Robert Florey – Murders in the Rue Morgue (1932)

Synopsis:
In 19th Century Paris, the maniacal Dr. Mirakle abducts young women and injects them with ape blood in an attempt to prove ape-human kinship. He constantly meets failure as the abducted women die. Medical student Pierre Dupin discovers what Mirakle is doing too late to prevent the abduction of his girlfriend Camille. Now he desperately tries to enlist the help of the police to get her back. Read More »

Géza von Bolváry – Ein Tango für Dich (1930)

This is Willi Forst’s second collaboration with director Géza von Bolvary, made shortly after the far better known “Zwei Herzen im Dreivierteltakt” (in which he didn’t have first billing, though). Again, the script is by Walter Reisch and the music is by Robert Stolz.

In “Ein Tango für Dich”, Forst plays Jimmy Bolt, who is working as a singer and dancer (and occcasionally as a waiter) at a varieté. The man may be talented, but he’s not exactly a big success, and things get complicated when a young orphan girl (Fee Malten) falls in love with the voice of another singer (Oskar Karlweis) but then mistakes Bolt for him… Read More »

Yvan Noé – Mademoiselle Mozart (1936)

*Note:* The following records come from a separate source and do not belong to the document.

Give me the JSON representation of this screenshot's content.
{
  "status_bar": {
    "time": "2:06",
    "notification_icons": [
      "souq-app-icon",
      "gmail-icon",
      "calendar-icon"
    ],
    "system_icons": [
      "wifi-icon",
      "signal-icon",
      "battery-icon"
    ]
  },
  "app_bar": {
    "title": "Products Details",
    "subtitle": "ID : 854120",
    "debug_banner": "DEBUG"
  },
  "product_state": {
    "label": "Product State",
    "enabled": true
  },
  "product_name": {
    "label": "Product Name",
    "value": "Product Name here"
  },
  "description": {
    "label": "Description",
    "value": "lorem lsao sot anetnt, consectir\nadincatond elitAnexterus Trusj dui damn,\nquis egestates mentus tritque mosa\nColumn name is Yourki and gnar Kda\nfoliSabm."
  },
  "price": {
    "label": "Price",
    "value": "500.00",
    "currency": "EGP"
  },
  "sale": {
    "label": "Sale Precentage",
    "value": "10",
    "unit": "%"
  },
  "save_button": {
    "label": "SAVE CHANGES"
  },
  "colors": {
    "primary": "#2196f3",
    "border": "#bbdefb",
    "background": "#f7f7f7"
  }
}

This French musical comedy was based on the stage play Mademoiselle Mozart, written by Yvan Noe, who also co-directed the screen version. Danielle Darrieux plays Denise, the owner of a music shop that is facing closure. Wealthy young Maxime (Pierre Mingand) falls in love with Denise but knows full well that she despises rich folks and would refuse to accept his charity. Thus, Maxime arranges to secretly buy the store then takes a job with the establishment as a humble sheet-music salesman. When Denise finds out that her new employee is actually her boss, she is furious, but rest assured that Love Will Find a Way. The lovely Danielle Darrieux is permitted to sing on several occasions, which she does enthusiastically if not altogether expertly. ~ Hal Erickson, All Movie Guide Read More »